"if you want the hate crimes bill to pass so bad Mr. President, you'll pay us up front"

call it what it is, extortion. either way, the opposition wins. if the bill passes they get to play 'johnny war' a bit longer. if the bill fails then they defeated a bill they didn't want to begin with.

Starving a war (or two) to death financially is almost impossible --- the American public won't stand for it. Vote for the bill, say I, get the Hate Crimes extensions, and don't look back.

It is all to easy to say vote for the bill and provide comforting, specious reasons to do so.

Defeat the bill.

It is immoral to purchase our protections with the blood of others.

Over 4000 dead, and a president who wants to ramp up a poorly defined war with cloudy strategy and out of reach many more will die if the President gets the money for his macho posturing aimed at silencing his critics?

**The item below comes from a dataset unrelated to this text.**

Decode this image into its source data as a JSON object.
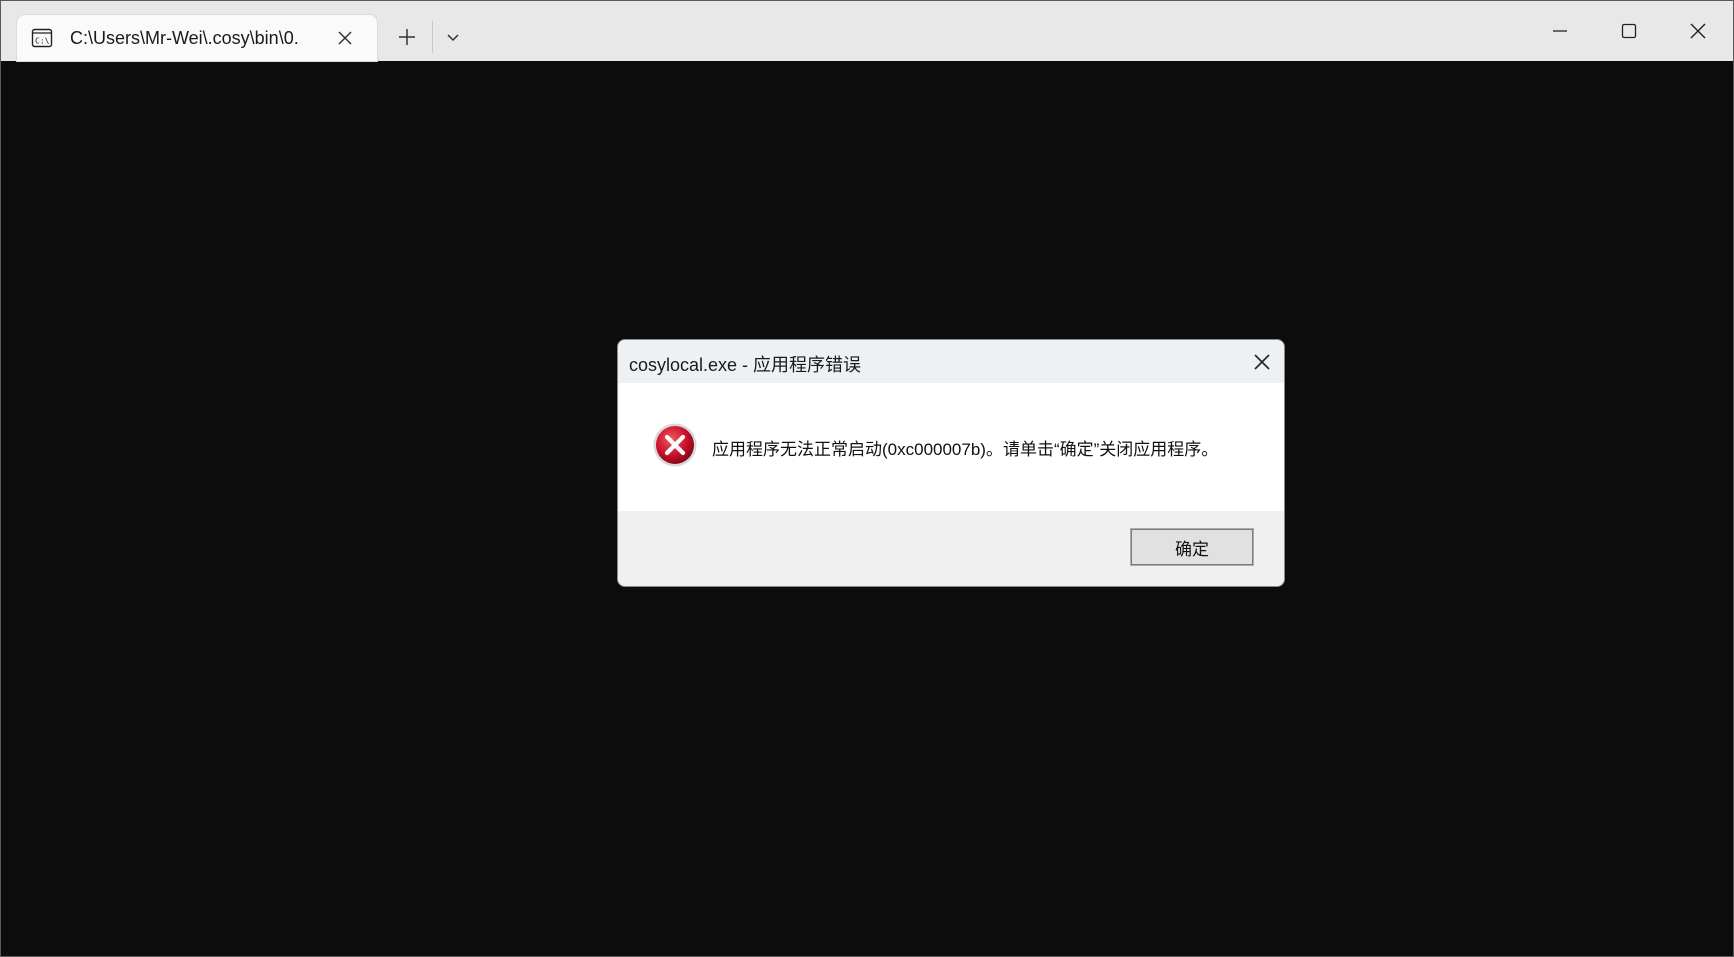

Again, it is immoral to purchse the hate crimes bill with the blood of the men and women, gay and straight, military and civilian, who will die with an escalated war.

My son is a serving soldier; I will not buy hate crimes act protections with his blood or the blood of the men and women that he serves with.

I will oppose the act, strongly and vehemently.